The meter has once again been reset, and it has now been zero days since the last Lana Del Rey controversy. Previously, on This Shit: Del Rey released the cover of her new album, Chemtrails Over The Country Club, along with a caption in which she wildly attempted to pre-empt criticism (?) by defending (?) the inclusion of women of color, noting that some of her best friends and boyfriends have been “rappers”—implying an equivalency between people of color and rappers. Oh, and she used last week’s failed violent insurrection at the U.S. Capitol to promote her album (and it really says something that this part feels like a minor quibble).
On Monday, Del Rey appeared on BBC Radio 1's Future Sounds to discuss her album and the topic turned to politics. Per Entertainment Weekly, Del Rey—who previously drew criticism online for dating a white cop—commented on Donald Trump’s role in the insurrection, saying, “He doesn’t know that he’s inciting a riot. I believe that.” Many people naturally took Del Rey’s comments at face value and felt as though she was defending Trump, prompting her (oh here we go) to defend herself on Twitter by deploying the good ol’ “out of context” defense:
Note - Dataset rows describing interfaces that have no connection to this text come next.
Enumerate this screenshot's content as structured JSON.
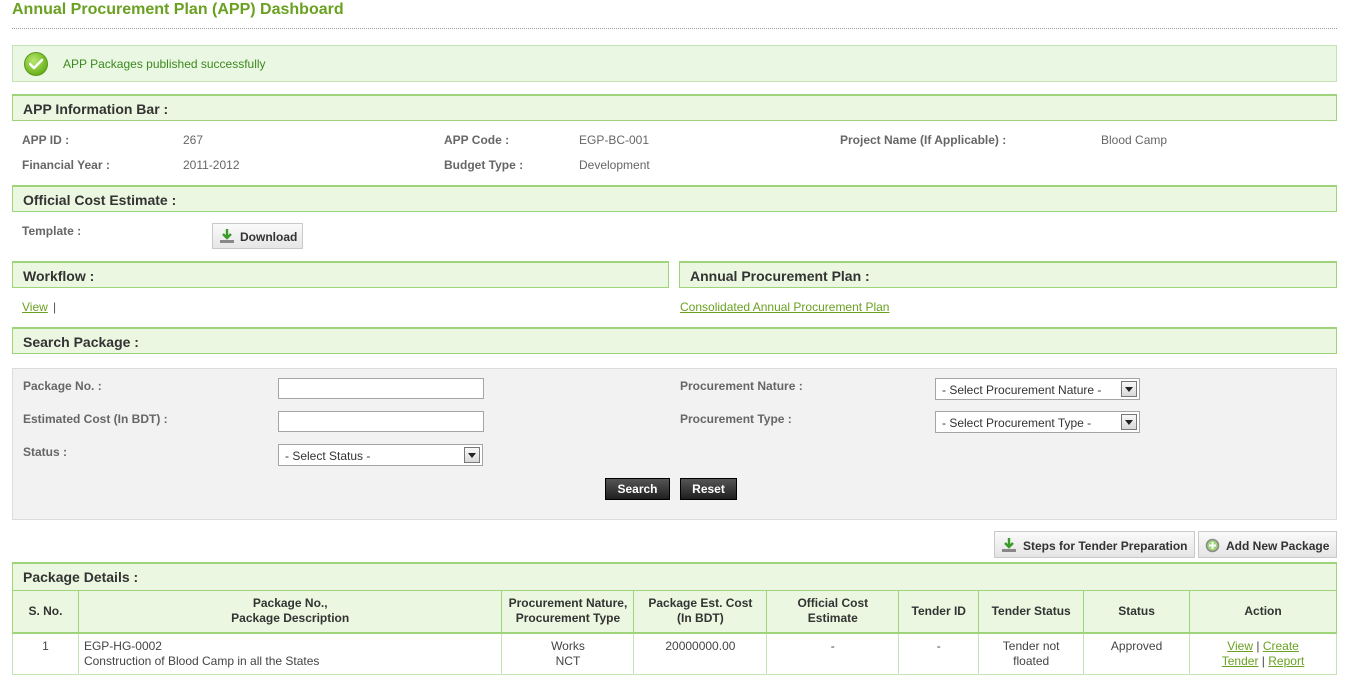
{
  "page": {
    "title": "Annual Procurement Plan (APP) Dashboard"
  },
  "alert": {
    "message": "APP Packages published successfully"
  },
  "app_info": {
    "section_title": "APP Information Bar :",
    "app_id_label": "APP ID :",
    "app_id_value": "267",
    "app_code_label": "APP Code :",
    "app_code_value": "EGP-BC-001",
    "project_name_label": "Project Name (If Applicable) :",
    "project_name_value": "Blood Camp",
    "financial_year_label": "Financial Year :",
    "financial_year_value": "2011-2012",
    "budget_type_label": "Budget Type :",
    "budget_type_value": "Development"
  },
  "cost_estimate": {
    "section_title": "Official Cost Estimate :",
    "template_label": "Template :",
    "download_label": "Download"
  },
  "workflow": {
    "section_title": "Workflow :",
    "view_link": "View",
    "separator": "|"
  },
  "app_plan": {
    "section_title": "Annual Procurement Plan :",
    "consolidated_link": "Consolidated Annual Procurement Plan"
  },
  "search": {
    "section_title": "Search Package :",
    "package_no_label": "Package No. :",
    "package_no_value": "",
    "estimated_cost_label": "Estimated Cost (In BDT) :",
    "estimated_cost_value": "",
    "status_label": "Status :",
    "status_selected": "- Select Status -",
    "procurement_nature_label": "Procurement Nature :",
    "procurement_nature_selected": "- Select Procurement Nature -",
    "procurement_type_label": "Procurement Type :",
    "procurement_type_selected": "- Select Procurement Type -",
    "search_button": "Search",
    "reset_button": "Reset"
  },
  "toolbar": {
    "steps_button": "Steps for Tender Preparation",
    "add_package_button": "Add New Package"
  },
  "package_details": {
    "section_title": "Package Details :",
    "headers": {
      "sno": "S. No.",
      "package_line1": "Package No.,",
      "package_line2": "Package Description",
      "nature_line1": "Procurement Nature,",
      "nature_line2": "Procurement Type",
      "cost_line1": "Package Est. Cost",
      "cost_line2": "(In BDT)",
      "official_line1": "Official Cost",
      "official_line2": "Estimate",
      "tender_id": "Tender ID",
      "tender_status": "Tender Status",
      "status": "Status",
      "action": "Action"
    },
    "rows": [
      {
        "sno": "1",
        "package_no": "EGP-HG-0002",
        "description": "Construction of Blood Camp in all the States",
        "nature": "Works",
        "type": "NCT",
        "est_cost": "20000000.00",
        "official_estimate": "-",
        "tender_id": "-",
        "tender_status_line1": "Tender not",
        "tender_status_line2": "floated",
        "status": "Approved",
        "action_view": "View",
        "action_create_line1": "Create",
        "action_create_line2": "Tender",
        "action_report": "Report",
        "action_sep": "|"
      }
    ]
  }
}
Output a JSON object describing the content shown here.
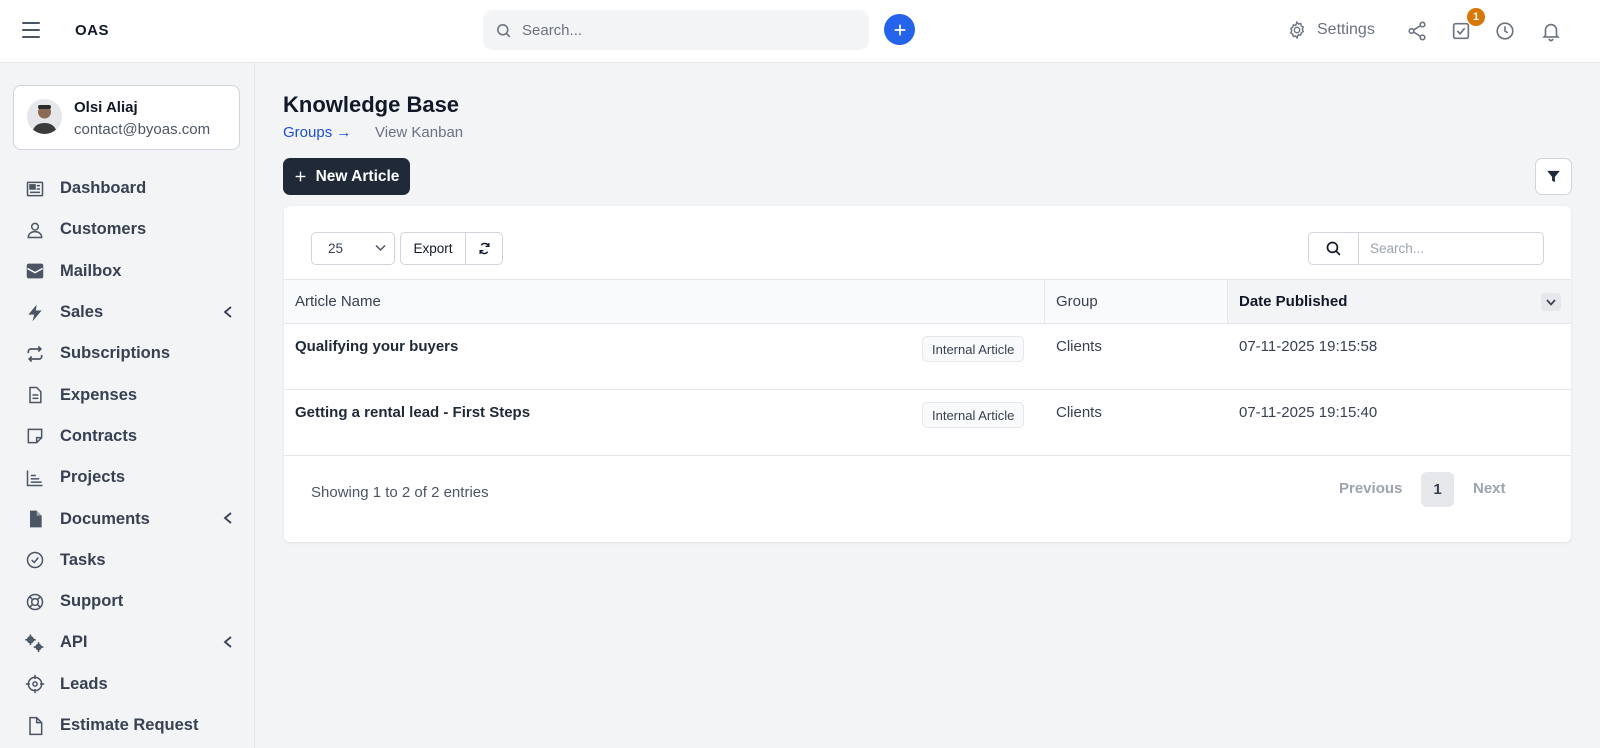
{
  "topbar": {
    "logo": "OAS",
    "search_placeholder": "Search...",
    "settings_label": "Settings",
    "tasks_badge": "1"
  },
  "user": {
    "name": "Olsi Aliaj",
    "email": "contact@byoas.com"
  },
  "sidebar": {
    "items": [
      {
        "label": "Dashboard",
        "icon": "dashboard-icon"
      },
      {
        "label": "Customers",
        "icon": "user-icon"
      },
      {
        "label": "Mailbox",
        "icon": "mail-icon"
      },
      {
        "label": "Sales",
        "icon": "bolt-icon"
      },
      {
        "label": "Subscriptions",
        "icon": "repeat-icon"
      },
      {
        "label": "Expenses",
        "icon": "file-text-icon"
      },
      {
        "label": "Contracts",
        "icon": "note-icon"
      },
      {
        "label": "Projects",
        "icon": "chart-icon"
      },
      {
        "label": "Documents",
        "icon": "document-icon"
      },
      {
        "label": "Tasks",
        "icon": "check-circle-icon"
      },
      {
        "label": "Support",
        "icon": "lifebuoy-icon"
      },
      {
        "label": "API",
        "icon": "cogs-icon"
      },
      {
        "label": "Leads",
        "icon": "crosshair-icon"
      },
      {
        "label": "Estimate Request",
        "icon": "file-icon"
      }
    ]
  },
  "page": {
    "title": "Knowledge Base",
    "breadcrumb_groups": "Groups →",
    "breadcrumb_kanban": "View Kanban",
    "new_article_label": "New Article"
  },
  "table": {
    "page_length": "25",
    "export_label": "Export",
    "search_placeholder": "Search...",
    "columns": [
      "Article Name",
      "Group",
      "Date Published"
    ],
    "rows": [
      {
        "name": "Qualifying your buyers",
        "tag": "Internal Article",
        "group": "Clients",
        "date": "07-11-2025 19:15:58"
      },
      {
        "name": "Getting a rental lead - First Steps",
        "tag": "Internal Article",
        "group": "Clients",
        "date": "07-11-2025 19:15:40"
      }
    ],
    "info": "Showing 1 to 2 of 2 entries",
    "pagination": {
      "prev": "Previous",
      "current": "1",
      "next": "Next"
    }
  },
  "colors": {
    "accent": "#2563eb",
    "dark_button": "#1f2937",
    "badge": "#d97706",
    "link": "#1d4ed8"
  }
}
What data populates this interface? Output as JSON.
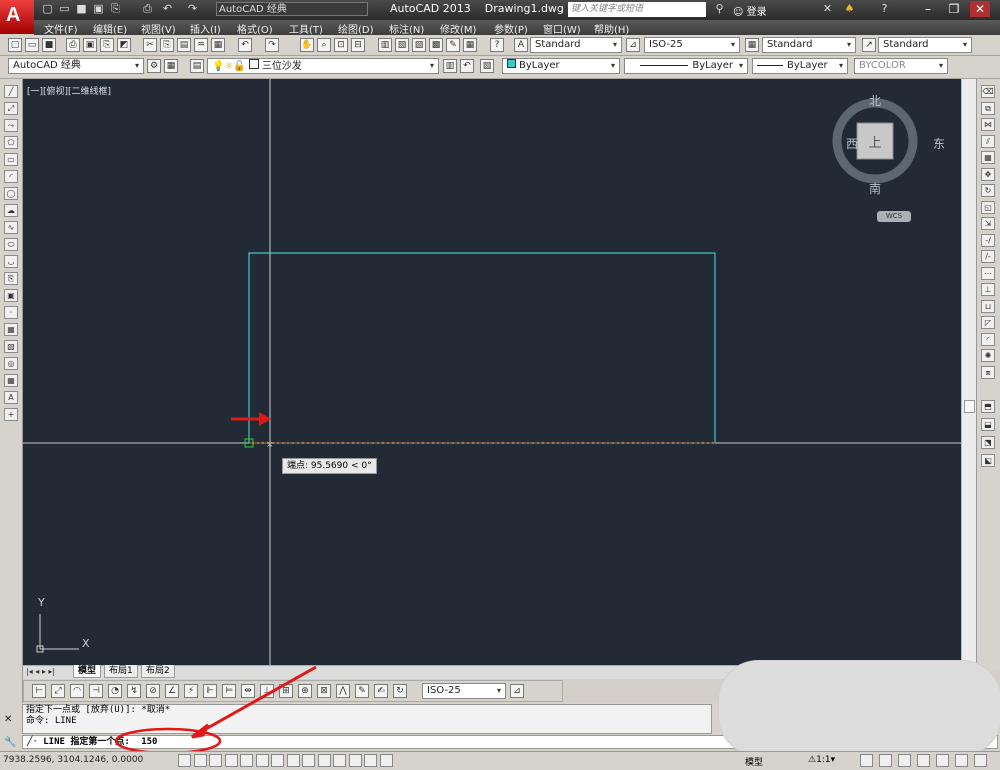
{
  "window": {
    "app_title": "AutoCAD 2013",
    "file_name": "Drawing1.dwg",
    "workspace": "AutoCAD 经典",
    "search_placeholder": "键入关键字或短语",
    "login_label": "登录"
  },
  "menu": [
    "文件(F)",
    "编辑(E)",
    "视图(V)",
    "插入(I)",
    "格式(O)",
    "工具(T)",
    "绘图(D)",
    "标注(N)",
    "修改(M)",
    "参数(P)",
    "窗口(W)",
    "帮助(H)"
  ],
  "styles": {
    "text_style": "Standard",
    "dim_style": "ISO-25",
    "table_style": "Standard",
    "multileader_style": "Standard"
  },
  "workspace_combo": "AutoCAD 经典",
  "layer_combo": "三位沙发",
  "properties": {
    "color": "ByLayer",
    "linetype": "ByLayer",
    "lineweight": "ByLayer",
    "plotstyle": "BYCOLOR"
  },
  "viewport": {
    "label": "[一][俯视][二维线框]",
    "tooltip": "端点: 95.5690 < 0°"
  },
  "viewcube": {
    "north": "北",
    "south": "南",
    "east": "东",
    "west": "西",
    "top": "上",
    "wcs": "WCS"
  },
  "ucs": {
    "x": "X",
    "y": "Y"
  },
  "tabs": [
    "模型",
    "布局1",
    "布局2"
  ],
  "dim_style_combo": "ISO-25",
  "command": {
    "history": [
      "指定下一点或 [放弃(U)]: *取消*",
      "命令:  LINE"
    ],
    "prompt": "LINE 指定第一个点:",
    "input": "150"
  },
  "status": {
    "coordinates": "7938.2596,  3104.1246,  0.0000",
    "model_label": "模型",
    "scale": "1:1"
  },
  "colors": {
    "canvas": "#222b35",
    "drawing_line": "#3ec8c8",
    "annotation_red": "#e01818"
  }
}
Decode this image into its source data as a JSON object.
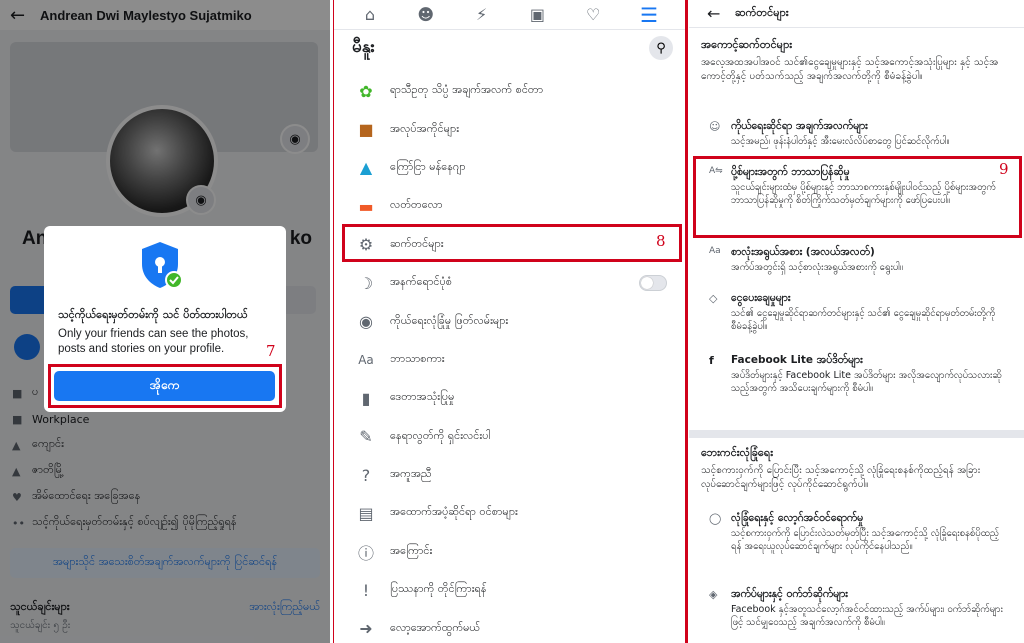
{
  "profile_panel": {
    "header_title": "Andrean Dwi Maylestyo Sujatmiko",
    "name_left": "An",
    "name_right": "ko",
    "list": [
      "ပ",
      "Workplace",
      "ကျောင်း",
      "ဇာတိမြို့",
      "အိမ်ထောင်ရေး အခြေအနေ",
      "သင့်ကိုယ်ရေးမှတ်တမ်းနှင့် စပ်လျဉ်း၍ ပိုမိုကြည့်ရှုရန်"
    ],
    "link_button": "အများသိုင် အသေးစိတ်အချက်အလက်များကို ပြင်ဆင်ရန်",
    "friends_label": "သူငယ်ချင်းများ",
    "friends_count": "သူငယ်ချင်း ၅ ဦး",
    "see_all": "အားလုံးကြည့်မယ်",
    "dialog": {
      "title": "သင့်ကိုယ်ရေးမှတ်တမ်းကို သင် ပိတ်ထားပါတယ်",
      "body": "Only your friends can see the photos, posts and stories on your profile.",
      "ok_label": "အိုကေ",
      "step_number": "7"
    }
  },
  "menu_panel": {
    "title": "မီနူး",
    "items": [
      {
        "label": "ရာသီဥတု သိပ္ပံ အချက်အလက် စင်တာ",
        "icon": "sprout-icon"
      },
      {
        "label": "အလုပ်အကိုင်များ",
        "icon": "briefcase-icon"
      },
      {
        "label": "ကြော်ငြာ မန်နေဂျာ",
        "icon": "ads-manager-icon"
      },
      {
        "label": "လတ်တလော",
        "icon": "recent-icon"
      },
      {
        "label": "ဆက်တင်များ",
        "icon": "gear-icon"
      },
      {
        "label": "အနက်ရောင်ပုံစံ",
        "icon": "moon-icon"
      },
      {
        "label": "ကိုယ်ရေးလုံခြုံမှု ဖြတ်လမ်းများ",
        "icon": "lock-icon"
      },
      {
        "label": "ဘာသာစကား",
        "icon": "language-icon"
      },
      {
        "label": "ဒေတာအသုံးပြုမှု",
        "icon": "bar-chart-icon"
      },
      {
        "label": "နေရာလွတ်ကို ရှင်းလင်းပါ",
        "icon": "broom-icon"
      },
      {
        "label": "အကူအညီ",
        "icon": "help-icon"
      },
      {
        "label": "အထောက်အပံ့ဆိုင်ရာ ဝင်စာများ",
        "icon": "inbox-icon"
      },
      {
        "label": "အကြောင်း",
        "icon": "info-icon"
      },
      {
        "label": "ပြဿနာကို တိုင်ကြားရန်",
        "icon": "warning-icon"
      },
      {
        "label": "လော့အောက်ထွက်မယ်",
        "icon": "logout-icon"
      }
    ],
    "step_number": "8"
  },
  "settings_panel": {
    "title": "ဆက်တင်များ",
    "account_section": {
      "title": "အကောင့်ဆက်တင်များ",
      "desc": "အလေ့အထအပါအဝင် သင်၏ငွေချေမှုများနှင့် သင့်အကောင့်အသုံးပြုများ နှင့် သင့်အကောင့်တို့နှင့် ပတ်သက်သည့် အချက်အလက်တို့ကို စီမံခန့်ခွဲပါ။"
    },
    "items": [
      {
        "title": "ကိုယ်ရေးဆိုင်ရာ အချက်အလက်များ",
        "desc": "သင့်အမည်၊ ဖုန်းနံပါတ်နှင့် အီးမေးလ်လိပ်စာတွေ ပြင်ဆင်လိုက်ပါ။",
        "icon": "person-icon"
      },
      {
        "title": "ပို့စ်များအတွက် ဘာသာပြန်ဆိုမှု",
        "desc": "သူငယ်ချင်းများထံမှ ပို့စ်များနှင့် ဘာသာစကားနှစ်မျိုးပါဝင်သည့် ပို့စ်များအတွက် ဘာသာပြန်ဆိုမှုကို စိတ်ကြိုက်သတ်မှတ်ချက်များကို ဖော်ပြပေးပါ။",
        "icon": "translate-icon"
      },
      {
        "title": "စာလုံးအရွယ်အစား (အလယ်အလတ်)",
        "desc": "အက်ပ်အတွင်းရှိ သင့်စာလုံးအရွယ်အစားကို ရွေးပါ။",
        "icon": "font-size-icon"
      },
      {
        "title": "ငွေပေးချေမှုများ",
        "desc": "သင်၏ ငွေချေမှုဆိုင်ရာဆက်တင်များနှင့် သင်၏ ငွေချေမှုဆိုင်ရာမှတ်တမ်းတို့ကို စီမံခန့်ခွဲပါ။",
        "icon": "payment-icon"
      },
      {
        "title": "Facebook Lite အပ်ဒိတ်များ",
        "desc": "အပ်ဒိတ်များနှင့် Facebook Lite အပ်ဒိတ်များ အလိုအလျောက်လုပ်သလားဆိုသည့်အတွက် အသိပေးချက်များကို စီမံပါ။",
        "icon": "facebook-icon"
      }
    ],
    "security_section": {
      "title": "ဘေးကင်းလုံခြုံရေး",
      "desc": "သင့်စကားဝှက်ကို ပြောင်းပြီး သင့်အကောင့်သို့ လုံခြုံရေးစနစ်ကိုထည့်ရန် အခြားလုပ်ဆောင်ချက်များဖြင့် လုပ်ကိုင်ဆောင်ရွက်ပါ။"
    },
    "security_items": [
      {
        "title": "လုံခြုံရေးနှင့် လော့ဂ်အင်ဝင်ရောက်မှု",
        "desc": "သင့်စကားဝှက်ကို ပြောင်းလဲသတ်မှတ်ပြီး သင့်အကောင့်သို့ လုံခြုံရေးစနစ်ပိုထည့်ရန် အရေးယူလုပ်ဆောင်ချက်များ လုပ်ကိုင်နေပါသည်။",
        "icon": "shield-icon"
      },
      {
        "title": "အက်ပ်များနှင့် ဝက်ဘ်ဆိုက်များ",
        "desc": "Facebook နှင့်အတူသင်လော့ဂ်အင်ဝင်ထားသည့် အက်ပ်များ၊ ဝက်ဘ်ဆိုက်များဖြင့် သင်မျှဝေသည့် အချက်အလက်ကို စီမံပါ။",
        "icon": "cube-icon"
      }
    ],
    "step_number": "9"
  }
}
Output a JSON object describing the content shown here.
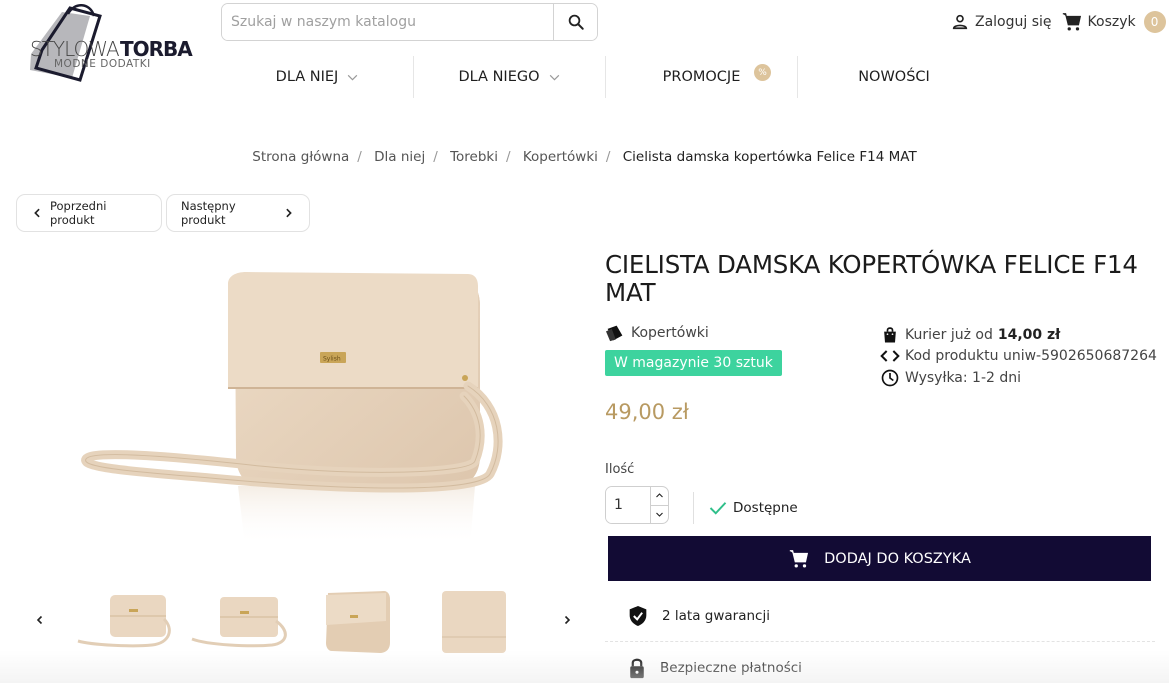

She really is that one friend who stirs shit up and makes larger socio-political issues about herself and then gets all upset when she’s called out on it. You know, that one.
In the second tweet, Del Rey echoed a sentiment expressed in that same Future Sounds interview, in which she asserts that “the madness of Trump, as bad as it was, it really needed to happen”—an opinion most often shared by teenagers who doodle the anarchy symbol on schoolbook covers. Del Rey went on to share the damning results from her personal assessment of America:
We really needed a reflection of our world’s greatest problem, which is not climate change, it’s the problem of sociopathy and narcissism. Especially in America. It’s going to kill the world. It’s not capitalism, it’s narcissism.
It’s the lack of self-awareness for us, really.